Cake Bites: It being the season I had the pumpkin spice gluten free and vegan cake bite which is basically a cake pop without the stick. The texture reminded me of a nice moist, carrot cake with the perfect melding of pumpkin spices to melt in my mouth. The coating was white chocolate with a ginger sprinkling but the true powerhouse is the cake inside. Delicious. Also tried samples of their mocha, which was good but a bit too coffee like for me. I liked the peanut butter yet it was too gel-like.
Fat Witch Bakery: Known as NY's Legendary Brownie they are worth the hype! Pumpkin season brings forth the limited, and popular, pumpkin brownie. a thin chocolate brownie layer than a thick pumpkin layer then a thin graham cracker like layer that is delicious and made fresh every morning! Fat Witch was so nice to hold two for me free of charge after I was unable to get there in time to purchase these delicious confections. I had had their brownies and blondies at my brownie/blondie party in 2010 when Joy purchased them and was already a fan but now I'm a SUPER fan not just for their generosity but for the taste of that amazingly fresh and perfect brownie and pumpkin mix. More please.
Ivy Bakery: A well run, one woman show Ivy Bakery was hit hard after Hurricane/Superstorm Sandy. I had tried Daniellan's trademark Buttermilk Pie and it is creamy goodness with a crust! Try her ooey gooey bar and it'll remind you of the pie in bar form. And the pumpkin cupcake! Another must-try since I love pumpkin anything. Daniellan is going to be offering classes for pie crusts and starting January 8th for truffles! So check out Ivy Bakery on Facebook to learn some baking tips and/or just lounge around and have some sweet goods or savory ones.
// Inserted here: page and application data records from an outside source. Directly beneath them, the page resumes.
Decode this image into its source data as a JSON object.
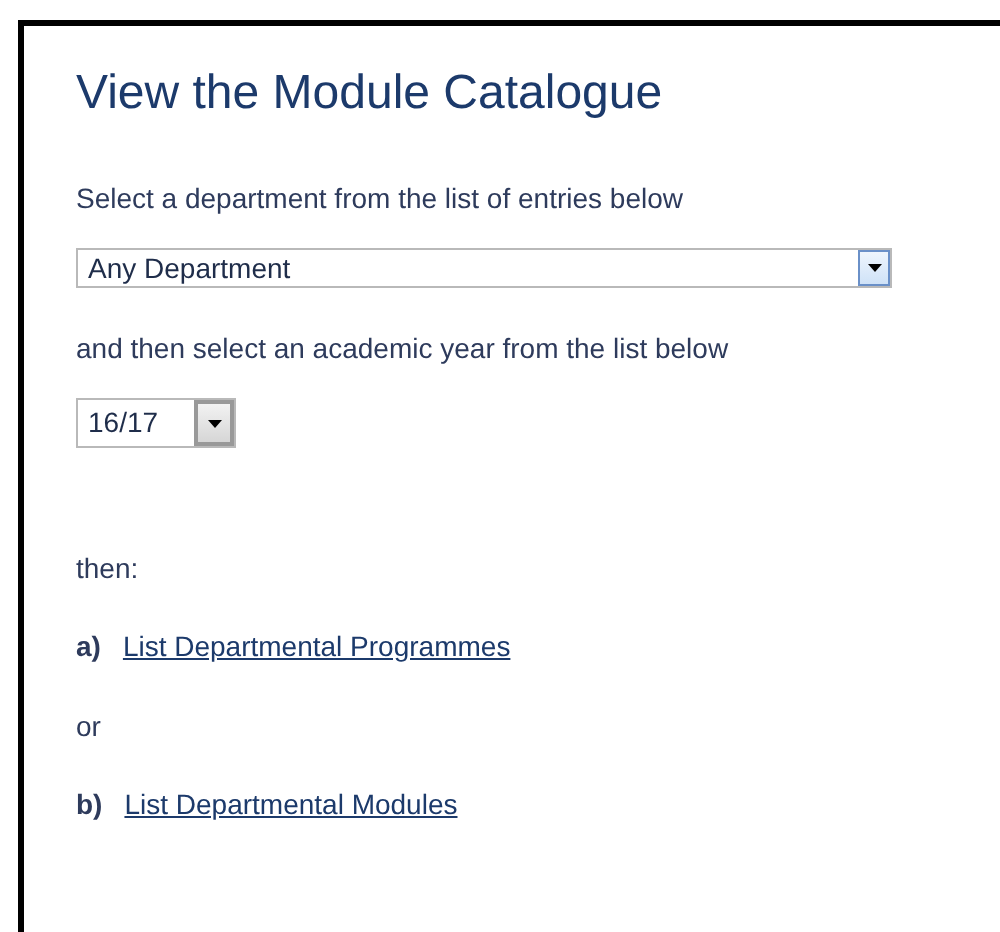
{
  "title": "View the Module Catalogue",
  "department_prompt": "Select a department from the list of entries below",
  "department_select": {
    "value": "Any Department"
  },
  "year_prompt": "and then select an academic year from the list below",
  "year_select": {
    "value": "16/17"
  },
  "then_label": "then:",
  "options": [
    {
      "letter": "a)",
      "link": "List Departmental Programmes"
    },
    {
      "letter": "b)",
      "link": "List Departmental Modules"
    }
  ],
  "or_label": "or"
}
Hill Country BBQ: One of the best cupcakes I have had hands down! The cupcake has a whipped peanut butter frosting with Reese's pieces and salted peanuts atop a golden cake (perfectly moist) and inside jelly! Peanut butter will overwhelm no matter what but if you love it and it's light in texture everything balances out. It was delicious and I can see why Godiva Sweetest gave it the award in 2012 as a challenge winner for Best Cupcake at the NYC Food & Wine Festival. Deservedly so, I say.
Brooklyn Treat Shoppe: I got to work with ToniAnn at Bay Ridge Cares Kitchen (BRiCK) a couple times post Sandy. ToniAnn was a regular fixture baking desserts in large quantities for the meals that went out for BRiCK. She also donated some items one of which was a dulce de leche cake. I don't use acronyms often but OMG people that was the BEST yellow cake I have had in a very, very long time. It reminded me of the boxed cakes in texture in that it had a great balance of moisture you can get when adding pudding into the mix but it was NOT boxed cake it was an original. The dulce de leche frosting was perfectly smooth and we were eating that thing with our hands. Yes(!), we went carnal on that cake it was so good. I cannot wait to taste more of ToniAnn's confections in the New Year.
Francois Payard Bakery: And in the last few days of 2012 I had a couple French macarons from FPB. The vanilla bean is a goodie. Vanilla bean cookie and frosting. Passion fruit was good but I couldn't discern what the filling was exactly. After having had many macarons and especially those from Macaron Parlour I have to say FPBs are good but not on the same level. The cookie itself felt a bit tougher than it should as I am used to having the nice crunch/crackle of a French macaron exterior with a delicate softness that makes it easy to break apart and chew. This may have been due to temperature. I'd definitely try the vanilla bean again.
So that was my year in baked goods. Who knows how much weight I have gained from all this experimentation and tasting and whatnot, but for delicious desserts there are never any regrets...ever! Every year it seems new places pop up so I'm eager to try more in 2013 and beyond. Happy eating!